*** PROVIDED INFORMATION Section Begins ***
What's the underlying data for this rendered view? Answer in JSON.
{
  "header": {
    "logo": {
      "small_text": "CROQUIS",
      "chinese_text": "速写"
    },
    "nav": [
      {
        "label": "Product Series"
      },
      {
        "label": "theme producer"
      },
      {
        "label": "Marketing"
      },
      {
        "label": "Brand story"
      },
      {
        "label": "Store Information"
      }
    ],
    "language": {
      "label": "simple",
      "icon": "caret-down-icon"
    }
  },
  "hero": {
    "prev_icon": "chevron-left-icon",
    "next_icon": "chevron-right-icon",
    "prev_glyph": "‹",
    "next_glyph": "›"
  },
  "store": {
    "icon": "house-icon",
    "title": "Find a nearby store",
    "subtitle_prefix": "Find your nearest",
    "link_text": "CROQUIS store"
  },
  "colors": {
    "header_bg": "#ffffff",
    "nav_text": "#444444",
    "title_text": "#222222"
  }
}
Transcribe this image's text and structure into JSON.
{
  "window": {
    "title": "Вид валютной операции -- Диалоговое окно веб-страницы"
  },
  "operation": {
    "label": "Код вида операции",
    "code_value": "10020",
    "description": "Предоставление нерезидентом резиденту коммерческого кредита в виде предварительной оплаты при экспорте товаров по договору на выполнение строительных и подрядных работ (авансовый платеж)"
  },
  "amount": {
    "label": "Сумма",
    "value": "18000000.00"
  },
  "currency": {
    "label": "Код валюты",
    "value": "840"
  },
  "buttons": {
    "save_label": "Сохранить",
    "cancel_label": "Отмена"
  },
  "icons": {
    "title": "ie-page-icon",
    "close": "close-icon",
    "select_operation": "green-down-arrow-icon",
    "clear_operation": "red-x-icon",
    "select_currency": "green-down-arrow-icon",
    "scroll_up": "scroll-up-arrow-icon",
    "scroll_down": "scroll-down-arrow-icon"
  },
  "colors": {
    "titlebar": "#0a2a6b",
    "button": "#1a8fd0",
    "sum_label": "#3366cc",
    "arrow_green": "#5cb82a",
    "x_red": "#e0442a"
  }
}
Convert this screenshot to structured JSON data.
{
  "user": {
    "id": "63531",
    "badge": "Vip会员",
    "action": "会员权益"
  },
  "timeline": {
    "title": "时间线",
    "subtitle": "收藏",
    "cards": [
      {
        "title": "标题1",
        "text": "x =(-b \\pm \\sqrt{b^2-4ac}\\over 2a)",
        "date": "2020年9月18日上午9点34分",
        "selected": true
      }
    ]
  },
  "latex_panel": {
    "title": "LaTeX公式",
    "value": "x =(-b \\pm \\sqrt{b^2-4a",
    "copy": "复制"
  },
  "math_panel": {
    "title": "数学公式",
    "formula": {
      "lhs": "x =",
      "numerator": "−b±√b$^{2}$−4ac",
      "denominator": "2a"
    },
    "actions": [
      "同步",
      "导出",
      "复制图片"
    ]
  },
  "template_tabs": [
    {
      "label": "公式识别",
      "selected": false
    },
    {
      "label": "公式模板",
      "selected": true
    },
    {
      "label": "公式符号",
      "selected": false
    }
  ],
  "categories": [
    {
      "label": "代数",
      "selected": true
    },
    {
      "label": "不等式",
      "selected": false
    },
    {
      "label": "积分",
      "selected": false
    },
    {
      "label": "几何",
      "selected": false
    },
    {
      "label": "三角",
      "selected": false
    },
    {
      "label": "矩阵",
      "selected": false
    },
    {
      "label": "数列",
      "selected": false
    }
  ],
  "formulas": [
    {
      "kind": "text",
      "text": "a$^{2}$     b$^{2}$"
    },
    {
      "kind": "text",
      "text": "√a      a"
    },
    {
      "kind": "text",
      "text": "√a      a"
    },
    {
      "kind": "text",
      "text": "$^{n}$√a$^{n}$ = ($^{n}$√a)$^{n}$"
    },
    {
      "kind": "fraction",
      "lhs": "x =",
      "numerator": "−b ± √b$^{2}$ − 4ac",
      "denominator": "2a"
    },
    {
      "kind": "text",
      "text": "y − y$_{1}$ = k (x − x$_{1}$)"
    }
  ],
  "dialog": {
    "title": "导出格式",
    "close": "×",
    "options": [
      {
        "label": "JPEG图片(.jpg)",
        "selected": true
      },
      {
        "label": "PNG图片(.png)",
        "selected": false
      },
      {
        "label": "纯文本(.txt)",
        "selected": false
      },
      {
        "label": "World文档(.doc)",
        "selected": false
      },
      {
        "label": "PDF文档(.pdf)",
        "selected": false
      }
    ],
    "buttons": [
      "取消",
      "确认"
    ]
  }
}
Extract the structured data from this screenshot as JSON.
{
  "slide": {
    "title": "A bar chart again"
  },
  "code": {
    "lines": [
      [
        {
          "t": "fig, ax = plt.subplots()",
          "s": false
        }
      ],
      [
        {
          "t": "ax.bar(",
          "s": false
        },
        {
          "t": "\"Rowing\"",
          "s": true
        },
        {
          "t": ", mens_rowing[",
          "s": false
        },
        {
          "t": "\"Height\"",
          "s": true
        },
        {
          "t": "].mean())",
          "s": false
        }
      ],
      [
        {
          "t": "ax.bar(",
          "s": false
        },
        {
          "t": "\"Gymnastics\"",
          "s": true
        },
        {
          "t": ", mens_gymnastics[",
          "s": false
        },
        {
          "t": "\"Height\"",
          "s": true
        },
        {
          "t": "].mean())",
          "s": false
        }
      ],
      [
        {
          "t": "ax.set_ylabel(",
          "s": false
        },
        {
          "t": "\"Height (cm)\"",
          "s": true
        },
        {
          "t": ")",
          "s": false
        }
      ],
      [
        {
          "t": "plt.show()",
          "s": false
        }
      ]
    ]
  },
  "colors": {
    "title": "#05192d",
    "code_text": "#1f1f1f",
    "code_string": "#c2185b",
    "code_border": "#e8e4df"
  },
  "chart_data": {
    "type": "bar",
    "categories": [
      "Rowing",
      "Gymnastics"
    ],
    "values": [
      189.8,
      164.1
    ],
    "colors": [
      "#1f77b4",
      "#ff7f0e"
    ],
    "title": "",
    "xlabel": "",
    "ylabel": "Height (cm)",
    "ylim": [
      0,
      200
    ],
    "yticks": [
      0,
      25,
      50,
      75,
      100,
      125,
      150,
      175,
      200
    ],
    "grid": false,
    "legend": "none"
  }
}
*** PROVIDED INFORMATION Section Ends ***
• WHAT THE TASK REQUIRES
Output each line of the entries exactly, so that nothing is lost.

• SOLUTION
What's the underlying data for this rendered view? Answer in JSON.
{
  "header": {
    "logo": {
      "small_text": "CROQUIS",
      "chinese_text": "速写"
    },
    "nav": [
      {
        "label": "Product Series"
      },
      {
        "label": "theme producer"
      },
      {
        "label": "Marketing"
      },
      {
        "label": "Brand story"
      },
      {
        "label": "Store Information"
      }
    ],
    "language": {
      "label": "simple",
      "icon": "caret-down-icon"
    }
  },
  "hero": {
    "prev_icon": "chevron-left-icon",
    "next_icon": "chevron-right-icon",
    "prev_glyph": "‹",
    "next_glyph": "›"
  },
  "store": {
    "icon": "house-icon",
    "title": "Find a nearby store",
    "subtitle_prefix": "Find your nearest",
    "link_text": "CROQUIS store"
  },
  "colors": {
    "header_bg": "#ffffff",
    "nav_text": "#444444",
    "title_text": "#222222"
  }
}
Transcribe this image's text and structure into JSON.
{
  "window": {
    "title": "Вид валютной операции -- Диалоговое окно веб-страницы"
  },
  "operation": {
    "label": "Код вида операции",
    "code_value": "10020",
    "description": "Предоставление нерезидентом резиденту коммерческого кредита в виде предварительной оплаты при экспорте товаров по договору на выполнение строительных и подрядных работ (авансовый платеж)"
  },
  "amount": {
    "label": "Сумма",
    "value": "18000000.00"
  },
  "currency": {
    "label": "Код валюты",
    "value": "840"
  },
  "buttons": {
    "save_label": "Сохранить",
    "cancel_label": "Отмена"
  },
  "icons": {
    "title": "ie-page-icon",
    "close": "close-icon",
    "select_operation": "green-down-arrow-icon",
    "clear_operation": "red-x-icon",
    "select_currency": "green-down-arrow-icon",
    "scroll_up": "scroll-up-arrow-icon",
    "scroll_down": "scroll-down-arrow-icon"
  },
  "colors": {
    "titlebar": "#0a2a6b",
    "button": "#1a8fd0",
    "sum_label": "#3366cc",
    "arrow_green": "#5cb82a",
    "x_red": "#e0442a"
  }
}
Convert this screenshot to structured JSON data.
{
  "user": {
    "id": "63531",
    "badge": "Vip会员",
    "action": "会员权益"
  },
  "timeline": {
    "title": "时间线",
    "subtitle": "收藏",
    "cards": [
      {
        "title": "标题1",
        "text": "x =(-b \\pm \\sqrt{b^2-4ac}\\over 2a)",
        "date": "2020年9月18日上午9点34分",
        "selected": true
      }
    ]
  },
  "latex_panel": {
    "title": "LaTeX公式",
    "value": "x =(-b \\pm \\sqrt{b^2-4a",
    "copy": "复制"
  },
  "math_panel": {
    "title": "数学公式",
    "formula": {
      "lhs": "x =",
      "numerator": "−b±√b$^{2}$−4ac",
      "denominator": "2a"
    },
    "actions": [
      "同步",
      "导出",
      "复制图片"
    ]
  },
  "template_tabs": [
    {
      "label": "公式识别",
      "selected": false
    },
    {
      "label": "公式模板",
      "selected": true
    },
    {
      "label": "公式符号",
      "selected": false
    }
  ],
  "categories": [
    {
      "label": "代数",
      "selected": true
    },
    {
      "label": "不等式",
      "selected": false
    },
    {
      "label": "积分",
      "selected": false
    },
    {
      "label": "几何",
      "selected": false
    },
    {
      "label": "三角",
      "selected": false
    },
    {
      "label": "矩阵",
      "selected": false
    },
    {
      "label": "数列",
      "selected": false
    }
  ],
  "formulas": [
    {
      "kind": "text",
      "text": "a$^{2}$     b$^{2}$"
    },
    {
      "kind": "text",
      "text": "√a      a"
    },
    {
      "kind": "text",
      "text": "√a      a"
    },
    {
      "kind": "text",
      "text": "$^{n}$√a$^{n}$ = ($^{n}$√a)$^{n}$"
    },
    {
      "kind": "fraction",
      "lhs": "x =",
      "numerator": "−b ± √b$^{2}$ − 4ac",
      "denominator": "2a"
    },
    {
      "kind": "text",
      "text": "y − y$_{1}$ = k (x − x$_{1}$)"
    }
  ],
  "dialog": {
    "title": "导出格式",
    "close": "×",
    "options": [
      {
        "label": "JPEG图片(.jpg)",
        "selected": true
      },
      {
        "label": "PNG图片(.png)",
        "selected": false
      },
      {
        "label": "纯文本(.txt)",
        "selected": false
      },
      {
        "label": "World文档(.doc)",
        "selected": false
      },
      {
        "label": "PDF文档(.pdf)",
        "selected": false
      }
    ],
    "buttons": [
      "取消",
      "确认"
    ]
  }
}
Extract the structured data from this screenshot as JSON.
{
  "slide": {
    "title": "A bar chart again"
  },
  "code": {
    "lines": [
      [
        {
          "t": "fig, ax = plt.subplots()",
          "s": false
        }
      ],
      [
        {
          "t": "ax.bar(",
          "s": false
        },
        {
          "t": "\"Rowing\"",
          "s": true
        },
        {
          "t": ", mens_rowing[",
          "s": false
        },
        {
          "t": "\"Height\"",
          "s": true
        },
        {
          "t": "].mean())",
          "s": false
        }
      ],
      [
        {
          "t": "ax.bar(",
          "s": false
        },
        {
          "t": "\"Gymnastics\"",
          "s": true
        },
        {
          "t": ", mens_gymnastics[",
          "s": false
        },
        {
          "t": "\"Height\"",
          "s": true
        },
        {
          "t": "].mean())",
          "s": false
        }
      ],
      [
        {
          "t": "ax.set_ylabel(",
          "s": false
        },
        {
          "t": "\"Height (cm)\"",
          "s": true
        },
        {
          "t": ")",
          "s": false
        }
      ],
      [
        {
          "t": "plt.show()",
          "s": false
        }
      ]
    ]
  },
  "colors": {
    "title": "#05192d",
    "code_text": "#1f1f1f",
    "code_string": "#c2185b",
    "code_border": "#e8e4df"
  },
  "chart_data": {
    "type": "bar",
    "categories": [
      "Rowing",
      "Gymnastics"
    ],
    "values": [
      189.8,
      164.1
    ],
    "colors": [
      "#1f77b4",
      "#ff7f0e"
    ],
    "title": "",
    "xlabel": "",
    "ylabel": "Height (cm)",
    "ylim": [
      0,
      200
    ],
    "yticks": [
      0,
      25,
      50,
      75,
      100,
      125,
      150,
      175,
      200
    ],
    "grid": false,
    "legend": "none"
  }
}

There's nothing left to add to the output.